The encampment even has a post-office box, established at a U.P.S. store, and has been receiving a steady flow of supportive letters and packages. Someone from Texas sent a bunch of red bandanas, now draped on the necks of demonstrators. Others have sent camera batteries, granola bars and toothbrushes.
Two General Assembly meetings are held each day to conduct organizational business and work on objectives. “We meet every day to decide what our demands are,” said Hero Vincent, 21, an artist and singer from Charlotte, N.C., who has been here from the beginning.
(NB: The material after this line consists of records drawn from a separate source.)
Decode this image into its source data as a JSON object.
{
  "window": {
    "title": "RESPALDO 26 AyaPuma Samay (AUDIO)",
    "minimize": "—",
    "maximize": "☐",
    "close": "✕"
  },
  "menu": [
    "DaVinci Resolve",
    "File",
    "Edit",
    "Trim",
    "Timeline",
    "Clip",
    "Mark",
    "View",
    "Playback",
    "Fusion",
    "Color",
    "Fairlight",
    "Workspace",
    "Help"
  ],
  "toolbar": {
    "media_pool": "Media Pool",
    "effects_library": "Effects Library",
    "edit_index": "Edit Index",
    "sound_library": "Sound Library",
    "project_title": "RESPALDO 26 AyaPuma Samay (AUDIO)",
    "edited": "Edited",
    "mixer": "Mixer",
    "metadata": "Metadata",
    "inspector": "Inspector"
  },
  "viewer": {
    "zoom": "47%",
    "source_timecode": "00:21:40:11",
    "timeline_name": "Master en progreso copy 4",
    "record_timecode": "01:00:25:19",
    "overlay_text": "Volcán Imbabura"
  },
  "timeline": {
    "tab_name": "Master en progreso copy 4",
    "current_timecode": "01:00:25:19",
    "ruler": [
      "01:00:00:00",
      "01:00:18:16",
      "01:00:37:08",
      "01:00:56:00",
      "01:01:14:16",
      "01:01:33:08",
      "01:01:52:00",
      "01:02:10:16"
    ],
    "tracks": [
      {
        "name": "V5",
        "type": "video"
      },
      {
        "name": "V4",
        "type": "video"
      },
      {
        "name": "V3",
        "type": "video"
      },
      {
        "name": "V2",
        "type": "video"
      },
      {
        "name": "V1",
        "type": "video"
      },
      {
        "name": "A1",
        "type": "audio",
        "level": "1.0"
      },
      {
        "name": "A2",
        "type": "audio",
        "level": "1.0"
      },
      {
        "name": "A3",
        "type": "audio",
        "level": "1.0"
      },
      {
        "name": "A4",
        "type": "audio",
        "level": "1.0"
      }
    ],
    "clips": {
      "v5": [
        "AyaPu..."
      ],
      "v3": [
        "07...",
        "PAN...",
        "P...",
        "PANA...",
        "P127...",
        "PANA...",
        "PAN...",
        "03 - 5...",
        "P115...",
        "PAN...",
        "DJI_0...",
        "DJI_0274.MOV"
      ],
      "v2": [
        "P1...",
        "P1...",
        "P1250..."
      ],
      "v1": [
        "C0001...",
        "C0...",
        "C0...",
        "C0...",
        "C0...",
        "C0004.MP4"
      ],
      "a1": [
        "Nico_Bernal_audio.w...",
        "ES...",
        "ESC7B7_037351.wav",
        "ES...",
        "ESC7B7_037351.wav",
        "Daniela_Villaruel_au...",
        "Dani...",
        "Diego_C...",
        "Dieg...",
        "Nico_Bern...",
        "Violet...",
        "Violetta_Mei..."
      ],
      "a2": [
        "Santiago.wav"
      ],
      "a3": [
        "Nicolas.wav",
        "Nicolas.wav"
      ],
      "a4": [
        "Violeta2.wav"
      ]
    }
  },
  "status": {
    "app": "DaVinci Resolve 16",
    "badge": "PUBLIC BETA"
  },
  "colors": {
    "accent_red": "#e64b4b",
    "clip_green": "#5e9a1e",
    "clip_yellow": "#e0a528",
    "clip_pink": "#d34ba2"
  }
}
Not allowed to use amplified sound, the protesters have devised their own means of communication. Each speaker says a sentence, and then everyone else repeats it, so it ripples outward. Decisions must be by consensus. Hand signals convey responses. For instance, holding your palms upward and wiggling your fingers means approval, while holding them downward means disapproval. Level hands mean uncertainty.
People are divided into committees, including town planning, child care, direct action and a de-escalation group charged with keeping things orderly. There have been a few arguments.
When will all this end?
One protester thought when the temperature fell below 50. Others were less sure.
Sid Gurung, 22, a student at the New School who enlisted because he said he was “extremely disappointed and angry that I have no future,” would agree to no timetable. “Our task is important,” he said. “We could be here for months. Our opponents are giants.”
Natasha Lennard and Colin Moynihan contributed reporting.